= About this task =
Copy each line of the records below that mentions the word "entries".

[Material supplied — start]

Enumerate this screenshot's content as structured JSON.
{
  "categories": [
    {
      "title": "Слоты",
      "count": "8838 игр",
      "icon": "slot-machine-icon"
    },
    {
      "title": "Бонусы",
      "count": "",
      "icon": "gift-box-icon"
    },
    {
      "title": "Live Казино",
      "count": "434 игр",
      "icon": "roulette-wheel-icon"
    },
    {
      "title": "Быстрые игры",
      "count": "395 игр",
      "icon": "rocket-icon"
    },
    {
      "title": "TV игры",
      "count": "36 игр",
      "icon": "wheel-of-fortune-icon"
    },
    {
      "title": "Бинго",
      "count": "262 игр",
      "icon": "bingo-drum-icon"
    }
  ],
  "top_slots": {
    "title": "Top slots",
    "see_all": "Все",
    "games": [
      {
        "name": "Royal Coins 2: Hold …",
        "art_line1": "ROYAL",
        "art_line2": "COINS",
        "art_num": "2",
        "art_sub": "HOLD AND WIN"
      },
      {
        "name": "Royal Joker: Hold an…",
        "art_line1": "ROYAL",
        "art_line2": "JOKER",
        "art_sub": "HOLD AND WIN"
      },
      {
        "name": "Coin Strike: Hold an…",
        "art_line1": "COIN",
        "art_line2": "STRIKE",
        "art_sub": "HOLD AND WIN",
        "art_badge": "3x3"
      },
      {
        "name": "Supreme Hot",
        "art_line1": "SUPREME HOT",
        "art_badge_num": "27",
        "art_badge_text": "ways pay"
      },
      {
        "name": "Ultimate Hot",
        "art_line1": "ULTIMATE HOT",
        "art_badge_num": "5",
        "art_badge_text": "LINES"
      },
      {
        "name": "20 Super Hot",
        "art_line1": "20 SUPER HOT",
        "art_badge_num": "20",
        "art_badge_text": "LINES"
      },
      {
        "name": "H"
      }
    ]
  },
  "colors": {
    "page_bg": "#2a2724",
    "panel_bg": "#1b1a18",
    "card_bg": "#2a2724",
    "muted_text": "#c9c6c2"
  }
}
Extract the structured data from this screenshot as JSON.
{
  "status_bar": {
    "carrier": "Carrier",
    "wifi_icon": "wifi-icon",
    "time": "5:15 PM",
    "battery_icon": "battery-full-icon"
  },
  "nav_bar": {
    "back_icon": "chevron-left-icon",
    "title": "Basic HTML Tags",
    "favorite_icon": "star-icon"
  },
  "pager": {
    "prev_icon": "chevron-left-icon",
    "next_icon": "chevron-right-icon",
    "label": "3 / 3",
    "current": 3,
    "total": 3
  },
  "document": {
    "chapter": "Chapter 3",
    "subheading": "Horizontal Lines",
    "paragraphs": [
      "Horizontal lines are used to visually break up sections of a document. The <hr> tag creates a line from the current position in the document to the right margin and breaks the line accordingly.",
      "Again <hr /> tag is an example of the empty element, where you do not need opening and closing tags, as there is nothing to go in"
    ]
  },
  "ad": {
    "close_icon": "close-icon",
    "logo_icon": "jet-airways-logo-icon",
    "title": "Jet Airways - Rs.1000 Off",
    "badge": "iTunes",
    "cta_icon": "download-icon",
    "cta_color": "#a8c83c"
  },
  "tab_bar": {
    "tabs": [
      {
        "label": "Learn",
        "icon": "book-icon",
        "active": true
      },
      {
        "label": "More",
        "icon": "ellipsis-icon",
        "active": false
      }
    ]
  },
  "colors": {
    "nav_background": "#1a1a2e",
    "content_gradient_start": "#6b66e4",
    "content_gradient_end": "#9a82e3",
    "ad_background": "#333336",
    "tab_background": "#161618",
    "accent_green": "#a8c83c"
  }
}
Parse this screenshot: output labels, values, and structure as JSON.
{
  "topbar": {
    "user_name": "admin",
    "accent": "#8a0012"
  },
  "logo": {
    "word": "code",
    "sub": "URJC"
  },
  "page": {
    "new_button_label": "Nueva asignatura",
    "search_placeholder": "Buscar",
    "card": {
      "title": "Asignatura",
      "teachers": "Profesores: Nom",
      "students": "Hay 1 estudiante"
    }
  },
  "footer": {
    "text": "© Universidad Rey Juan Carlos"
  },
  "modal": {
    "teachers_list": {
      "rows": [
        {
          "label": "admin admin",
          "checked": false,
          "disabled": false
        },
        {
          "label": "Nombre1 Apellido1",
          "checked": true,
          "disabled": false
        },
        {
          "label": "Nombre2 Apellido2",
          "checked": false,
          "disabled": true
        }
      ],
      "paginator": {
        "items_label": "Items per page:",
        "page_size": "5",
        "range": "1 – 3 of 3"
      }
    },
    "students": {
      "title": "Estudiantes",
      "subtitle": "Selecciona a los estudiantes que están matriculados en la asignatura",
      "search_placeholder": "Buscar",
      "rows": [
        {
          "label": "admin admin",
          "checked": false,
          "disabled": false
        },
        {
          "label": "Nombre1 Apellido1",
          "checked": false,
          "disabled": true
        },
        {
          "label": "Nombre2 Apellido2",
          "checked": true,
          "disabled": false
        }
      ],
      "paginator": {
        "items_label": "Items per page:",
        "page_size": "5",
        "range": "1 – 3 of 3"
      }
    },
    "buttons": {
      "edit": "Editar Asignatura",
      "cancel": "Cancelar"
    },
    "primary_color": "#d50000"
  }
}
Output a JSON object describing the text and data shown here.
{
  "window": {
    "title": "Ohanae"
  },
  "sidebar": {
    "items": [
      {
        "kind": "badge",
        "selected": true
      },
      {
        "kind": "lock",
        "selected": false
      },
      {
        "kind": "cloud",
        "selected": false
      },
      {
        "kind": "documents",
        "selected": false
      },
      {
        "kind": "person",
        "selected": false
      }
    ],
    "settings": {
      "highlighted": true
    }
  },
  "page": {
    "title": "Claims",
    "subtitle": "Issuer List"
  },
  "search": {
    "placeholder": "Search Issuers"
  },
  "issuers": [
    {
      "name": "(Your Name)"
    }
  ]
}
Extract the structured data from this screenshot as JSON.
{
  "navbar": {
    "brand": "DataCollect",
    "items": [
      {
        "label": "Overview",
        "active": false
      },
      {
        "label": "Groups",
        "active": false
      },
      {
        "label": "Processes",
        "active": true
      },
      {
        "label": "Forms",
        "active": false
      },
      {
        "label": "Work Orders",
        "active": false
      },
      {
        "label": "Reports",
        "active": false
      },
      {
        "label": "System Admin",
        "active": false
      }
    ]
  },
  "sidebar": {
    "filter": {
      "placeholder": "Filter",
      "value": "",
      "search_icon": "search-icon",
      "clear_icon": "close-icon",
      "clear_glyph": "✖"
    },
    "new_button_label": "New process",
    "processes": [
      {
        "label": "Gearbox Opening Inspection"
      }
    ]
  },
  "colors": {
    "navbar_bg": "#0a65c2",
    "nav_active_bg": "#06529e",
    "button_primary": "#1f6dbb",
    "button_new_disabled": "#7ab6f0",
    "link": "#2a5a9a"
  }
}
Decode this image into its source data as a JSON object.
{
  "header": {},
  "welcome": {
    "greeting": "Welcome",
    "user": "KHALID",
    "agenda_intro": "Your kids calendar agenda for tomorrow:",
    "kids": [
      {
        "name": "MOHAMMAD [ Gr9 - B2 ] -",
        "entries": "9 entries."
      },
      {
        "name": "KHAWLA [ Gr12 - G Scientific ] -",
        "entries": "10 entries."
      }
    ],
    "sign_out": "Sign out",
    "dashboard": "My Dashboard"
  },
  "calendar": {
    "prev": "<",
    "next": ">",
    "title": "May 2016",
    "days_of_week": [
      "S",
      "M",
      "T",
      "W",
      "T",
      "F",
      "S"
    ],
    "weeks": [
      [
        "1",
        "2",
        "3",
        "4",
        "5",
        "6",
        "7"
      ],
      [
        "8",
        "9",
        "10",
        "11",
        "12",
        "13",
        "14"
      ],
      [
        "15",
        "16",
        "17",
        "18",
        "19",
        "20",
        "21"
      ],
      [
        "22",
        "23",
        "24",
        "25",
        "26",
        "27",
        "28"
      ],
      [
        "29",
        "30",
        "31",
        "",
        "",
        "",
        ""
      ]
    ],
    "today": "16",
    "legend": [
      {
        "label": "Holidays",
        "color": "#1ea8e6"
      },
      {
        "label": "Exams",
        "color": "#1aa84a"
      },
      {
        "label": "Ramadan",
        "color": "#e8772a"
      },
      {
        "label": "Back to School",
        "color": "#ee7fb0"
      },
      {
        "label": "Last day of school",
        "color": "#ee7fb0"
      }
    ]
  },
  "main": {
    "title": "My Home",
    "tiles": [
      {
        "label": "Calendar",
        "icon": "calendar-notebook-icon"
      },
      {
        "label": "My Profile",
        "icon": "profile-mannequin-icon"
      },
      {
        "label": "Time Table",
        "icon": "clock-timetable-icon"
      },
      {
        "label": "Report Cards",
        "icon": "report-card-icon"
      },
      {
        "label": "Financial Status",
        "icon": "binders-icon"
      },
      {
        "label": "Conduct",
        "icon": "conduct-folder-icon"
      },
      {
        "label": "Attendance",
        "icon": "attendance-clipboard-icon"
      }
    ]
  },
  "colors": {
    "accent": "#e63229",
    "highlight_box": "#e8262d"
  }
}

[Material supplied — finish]

= Expected answer =
        "entries": "9 entries."
        "entries": "10 entries."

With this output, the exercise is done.